running bond

Running Bond

It is one of the simplest and most common brick installation styles. Bricks are installed end to end in a straight line. Staggering the rows a half brick length on each line, prevents colliding the mortar on the vertical lines with the below lines.

Basket Weave

Bricks are combined as dual, triple or quad. Combinations are installed by directing them one group vertical, one group horizontal and as if weaving a basket. It looks like a chessboard texture.

Basket weave
english bond

English Bond

One course is installed with whole bricks and the next course is installed with half bricks on English Bond. The header and stretcher courses alternate on each line of the wall.

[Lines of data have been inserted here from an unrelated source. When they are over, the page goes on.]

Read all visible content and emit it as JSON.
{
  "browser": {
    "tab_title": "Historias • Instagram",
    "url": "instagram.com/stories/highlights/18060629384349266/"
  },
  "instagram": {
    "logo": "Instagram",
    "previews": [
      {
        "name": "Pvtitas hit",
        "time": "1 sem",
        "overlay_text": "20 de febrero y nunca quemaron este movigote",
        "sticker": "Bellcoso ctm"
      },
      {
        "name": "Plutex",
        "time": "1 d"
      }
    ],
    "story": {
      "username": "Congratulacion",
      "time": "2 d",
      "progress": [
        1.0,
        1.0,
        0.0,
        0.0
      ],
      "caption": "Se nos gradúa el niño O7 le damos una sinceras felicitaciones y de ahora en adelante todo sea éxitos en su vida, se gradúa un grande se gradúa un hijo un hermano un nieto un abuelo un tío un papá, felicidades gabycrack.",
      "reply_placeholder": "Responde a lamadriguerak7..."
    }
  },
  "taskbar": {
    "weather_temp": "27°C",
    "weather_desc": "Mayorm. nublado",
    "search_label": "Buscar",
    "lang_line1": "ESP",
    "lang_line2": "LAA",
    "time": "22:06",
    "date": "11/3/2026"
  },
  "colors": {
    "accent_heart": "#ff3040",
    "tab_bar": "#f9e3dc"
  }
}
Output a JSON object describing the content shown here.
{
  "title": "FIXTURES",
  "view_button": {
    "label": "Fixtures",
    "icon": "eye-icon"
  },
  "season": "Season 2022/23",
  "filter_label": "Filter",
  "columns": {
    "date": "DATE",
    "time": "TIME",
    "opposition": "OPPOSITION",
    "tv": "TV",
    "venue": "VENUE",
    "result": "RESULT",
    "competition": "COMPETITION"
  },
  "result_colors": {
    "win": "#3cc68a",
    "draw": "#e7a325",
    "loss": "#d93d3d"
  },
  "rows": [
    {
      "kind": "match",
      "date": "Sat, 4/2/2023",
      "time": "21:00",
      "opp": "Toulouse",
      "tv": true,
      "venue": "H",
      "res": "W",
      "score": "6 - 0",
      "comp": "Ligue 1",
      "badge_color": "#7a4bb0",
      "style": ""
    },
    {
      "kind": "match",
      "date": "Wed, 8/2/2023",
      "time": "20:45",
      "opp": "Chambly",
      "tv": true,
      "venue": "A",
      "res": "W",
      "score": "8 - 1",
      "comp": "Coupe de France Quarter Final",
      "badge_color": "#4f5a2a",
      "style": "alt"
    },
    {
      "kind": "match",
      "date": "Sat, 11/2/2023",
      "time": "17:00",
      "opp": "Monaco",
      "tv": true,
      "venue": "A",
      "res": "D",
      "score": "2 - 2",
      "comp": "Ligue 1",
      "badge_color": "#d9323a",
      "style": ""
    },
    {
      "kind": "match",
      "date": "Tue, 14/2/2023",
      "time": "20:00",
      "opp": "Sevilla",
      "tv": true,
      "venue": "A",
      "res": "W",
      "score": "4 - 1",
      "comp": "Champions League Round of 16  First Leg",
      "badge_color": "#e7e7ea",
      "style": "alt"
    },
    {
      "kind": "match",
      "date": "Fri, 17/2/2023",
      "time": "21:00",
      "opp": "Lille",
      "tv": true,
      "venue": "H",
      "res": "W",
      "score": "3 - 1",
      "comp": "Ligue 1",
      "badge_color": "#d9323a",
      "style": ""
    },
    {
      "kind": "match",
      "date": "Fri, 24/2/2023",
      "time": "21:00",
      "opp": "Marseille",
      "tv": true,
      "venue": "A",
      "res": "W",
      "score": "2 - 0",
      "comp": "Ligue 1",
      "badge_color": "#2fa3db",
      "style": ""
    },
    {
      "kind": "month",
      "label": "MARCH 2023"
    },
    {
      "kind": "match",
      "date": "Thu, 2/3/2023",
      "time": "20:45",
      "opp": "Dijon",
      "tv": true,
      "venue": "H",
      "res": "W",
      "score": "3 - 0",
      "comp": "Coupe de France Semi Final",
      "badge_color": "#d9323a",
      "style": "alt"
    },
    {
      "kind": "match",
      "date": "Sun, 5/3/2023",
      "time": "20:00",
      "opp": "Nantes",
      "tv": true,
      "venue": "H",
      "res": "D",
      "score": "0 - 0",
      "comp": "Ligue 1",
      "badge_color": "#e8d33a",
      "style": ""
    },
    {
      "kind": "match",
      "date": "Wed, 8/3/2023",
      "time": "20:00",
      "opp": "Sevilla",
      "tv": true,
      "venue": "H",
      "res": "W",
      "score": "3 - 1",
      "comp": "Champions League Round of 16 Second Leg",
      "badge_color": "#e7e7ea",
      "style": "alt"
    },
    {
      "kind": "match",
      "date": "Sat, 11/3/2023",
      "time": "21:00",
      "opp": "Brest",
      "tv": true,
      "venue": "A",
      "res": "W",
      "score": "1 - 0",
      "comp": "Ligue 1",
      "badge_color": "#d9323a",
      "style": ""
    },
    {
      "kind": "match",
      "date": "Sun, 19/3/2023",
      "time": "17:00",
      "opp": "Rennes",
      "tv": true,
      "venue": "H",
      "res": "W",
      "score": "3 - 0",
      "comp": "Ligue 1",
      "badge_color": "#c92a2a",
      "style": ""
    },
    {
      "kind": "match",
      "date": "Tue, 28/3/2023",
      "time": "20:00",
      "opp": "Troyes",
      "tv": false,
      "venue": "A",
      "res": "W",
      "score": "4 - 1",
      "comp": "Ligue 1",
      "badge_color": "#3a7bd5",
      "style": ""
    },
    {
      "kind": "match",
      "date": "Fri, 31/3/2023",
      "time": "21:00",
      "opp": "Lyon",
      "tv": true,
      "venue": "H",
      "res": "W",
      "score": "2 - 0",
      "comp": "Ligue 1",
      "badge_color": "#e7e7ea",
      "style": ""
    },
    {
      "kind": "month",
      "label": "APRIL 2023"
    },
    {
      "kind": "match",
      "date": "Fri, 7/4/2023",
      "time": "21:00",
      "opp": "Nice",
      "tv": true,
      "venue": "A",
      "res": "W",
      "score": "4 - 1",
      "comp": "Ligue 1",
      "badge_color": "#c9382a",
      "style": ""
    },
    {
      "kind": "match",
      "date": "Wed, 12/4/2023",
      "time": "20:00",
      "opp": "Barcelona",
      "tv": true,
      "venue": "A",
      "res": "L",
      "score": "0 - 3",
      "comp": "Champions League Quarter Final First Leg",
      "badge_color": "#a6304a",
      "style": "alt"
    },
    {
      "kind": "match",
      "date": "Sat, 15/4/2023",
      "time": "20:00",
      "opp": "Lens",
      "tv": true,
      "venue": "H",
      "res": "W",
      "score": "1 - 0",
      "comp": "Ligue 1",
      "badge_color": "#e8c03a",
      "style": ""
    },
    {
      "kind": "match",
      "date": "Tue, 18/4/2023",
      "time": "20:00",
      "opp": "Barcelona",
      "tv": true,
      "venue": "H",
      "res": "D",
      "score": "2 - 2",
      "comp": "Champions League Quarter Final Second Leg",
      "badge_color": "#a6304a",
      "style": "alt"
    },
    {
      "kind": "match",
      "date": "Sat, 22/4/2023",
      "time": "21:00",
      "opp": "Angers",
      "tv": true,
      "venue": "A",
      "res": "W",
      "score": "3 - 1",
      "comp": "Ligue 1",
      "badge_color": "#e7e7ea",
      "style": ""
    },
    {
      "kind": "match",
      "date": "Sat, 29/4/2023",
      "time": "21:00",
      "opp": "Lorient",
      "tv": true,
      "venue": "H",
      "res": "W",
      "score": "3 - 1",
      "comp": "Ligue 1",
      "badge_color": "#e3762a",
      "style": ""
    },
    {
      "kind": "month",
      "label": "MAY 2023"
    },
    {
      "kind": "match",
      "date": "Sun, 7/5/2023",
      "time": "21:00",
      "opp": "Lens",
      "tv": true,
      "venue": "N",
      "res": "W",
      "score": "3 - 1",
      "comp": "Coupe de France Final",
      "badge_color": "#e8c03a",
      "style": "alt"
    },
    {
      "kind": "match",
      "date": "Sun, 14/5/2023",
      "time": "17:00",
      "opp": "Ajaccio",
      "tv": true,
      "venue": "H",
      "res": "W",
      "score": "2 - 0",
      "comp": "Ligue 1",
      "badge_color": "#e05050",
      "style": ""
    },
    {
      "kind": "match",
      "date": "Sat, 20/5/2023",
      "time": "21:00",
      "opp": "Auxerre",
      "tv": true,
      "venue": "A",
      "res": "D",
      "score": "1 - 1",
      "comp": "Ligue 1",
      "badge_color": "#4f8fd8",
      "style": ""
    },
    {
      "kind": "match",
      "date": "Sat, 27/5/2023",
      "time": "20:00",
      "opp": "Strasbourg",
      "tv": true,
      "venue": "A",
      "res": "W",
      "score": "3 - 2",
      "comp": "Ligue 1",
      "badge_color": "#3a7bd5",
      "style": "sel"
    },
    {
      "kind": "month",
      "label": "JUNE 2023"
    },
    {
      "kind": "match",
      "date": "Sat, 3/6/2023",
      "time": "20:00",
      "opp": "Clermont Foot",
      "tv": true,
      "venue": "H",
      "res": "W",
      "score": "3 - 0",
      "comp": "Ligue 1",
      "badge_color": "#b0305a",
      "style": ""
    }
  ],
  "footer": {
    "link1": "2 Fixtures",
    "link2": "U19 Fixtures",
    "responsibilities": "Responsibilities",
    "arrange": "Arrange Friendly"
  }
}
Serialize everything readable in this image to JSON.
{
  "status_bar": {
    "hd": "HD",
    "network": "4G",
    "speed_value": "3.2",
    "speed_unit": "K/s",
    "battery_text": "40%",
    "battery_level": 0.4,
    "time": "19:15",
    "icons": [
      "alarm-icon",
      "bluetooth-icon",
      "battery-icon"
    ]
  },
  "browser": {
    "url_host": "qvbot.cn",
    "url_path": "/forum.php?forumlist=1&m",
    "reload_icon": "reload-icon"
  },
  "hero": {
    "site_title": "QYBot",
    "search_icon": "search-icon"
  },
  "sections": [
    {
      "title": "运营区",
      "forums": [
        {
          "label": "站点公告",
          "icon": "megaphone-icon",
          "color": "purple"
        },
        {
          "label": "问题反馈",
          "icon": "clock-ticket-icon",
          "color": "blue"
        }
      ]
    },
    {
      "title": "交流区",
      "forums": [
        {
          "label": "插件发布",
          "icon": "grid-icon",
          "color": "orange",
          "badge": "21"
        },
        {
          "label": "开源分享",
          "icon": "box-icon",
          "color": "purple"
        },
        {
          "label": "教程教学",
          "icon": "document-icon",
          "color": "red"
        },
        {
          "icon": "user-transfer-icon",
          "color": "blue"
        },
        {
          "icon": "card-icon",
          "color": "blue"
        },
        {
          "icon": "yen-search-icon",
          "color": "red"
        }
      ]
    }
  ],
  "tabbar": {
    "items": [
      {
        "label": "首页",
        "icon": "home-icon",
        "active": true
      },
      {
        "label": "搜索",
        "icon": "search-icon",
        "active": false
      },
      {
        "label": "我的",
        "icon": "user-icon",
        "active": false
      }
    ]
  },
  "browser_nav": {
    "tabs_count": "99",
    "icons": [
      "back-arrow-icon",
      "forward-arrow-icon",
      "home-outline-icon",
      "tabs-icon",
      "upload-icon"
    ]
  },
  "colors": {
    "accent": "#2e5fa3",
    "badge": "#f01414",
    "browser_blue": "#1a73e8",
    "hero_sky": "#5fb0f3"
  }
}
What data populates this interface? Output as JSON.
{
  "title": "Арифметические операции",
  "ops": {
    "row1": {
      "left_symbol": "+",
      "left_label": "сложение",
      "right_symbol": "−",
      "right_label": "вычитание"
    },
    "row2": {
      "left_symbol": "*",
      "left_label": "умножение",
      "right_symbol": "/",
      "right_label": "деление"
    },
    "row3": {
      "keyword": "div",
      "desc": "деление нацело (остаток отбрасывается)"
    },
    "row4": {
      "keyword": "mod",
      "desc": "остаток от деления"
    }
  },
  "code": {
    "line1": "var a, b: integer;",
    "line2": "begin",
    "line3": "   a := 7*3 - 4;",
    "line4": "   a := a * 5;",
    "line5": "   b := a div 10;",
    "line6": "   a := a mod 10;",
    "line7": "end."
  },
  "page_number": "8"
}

The most important trick of this style is to sync up the grout between the whole bricks with the center of the half bricks. Stretchers are centered on stretchers; headers on headers.

Herringbone Bond

This style is inspired from the herringbone. The bricks are installed at 45 or 90 degree angles in a zigzag pattern. It is one of the oldest patterns and it was first used to pave the streets in the Roman Empire.

Herringbone Bond
Dry Stack Bond

Dry Stack Bond

Dry stack refers to a building technique on which bricks are installed with no mortar between them. While brick sizes are supposed to be  the same in practice, it is natural that sizes may vary due to their structure and production techniques. Dry stack bond is a difficult technique; and a good job is the sign of a true craftspersonship.

Stack Bond

This style also called jack-on-jack. Bricks are installed without staggering the rows and in alignment with the below lines. Horizontal and vertical mortar lines continue uninterrupted throughout the wall. This is the best installation style for curved walls since it requires almost no brick cutting.

Stack Bond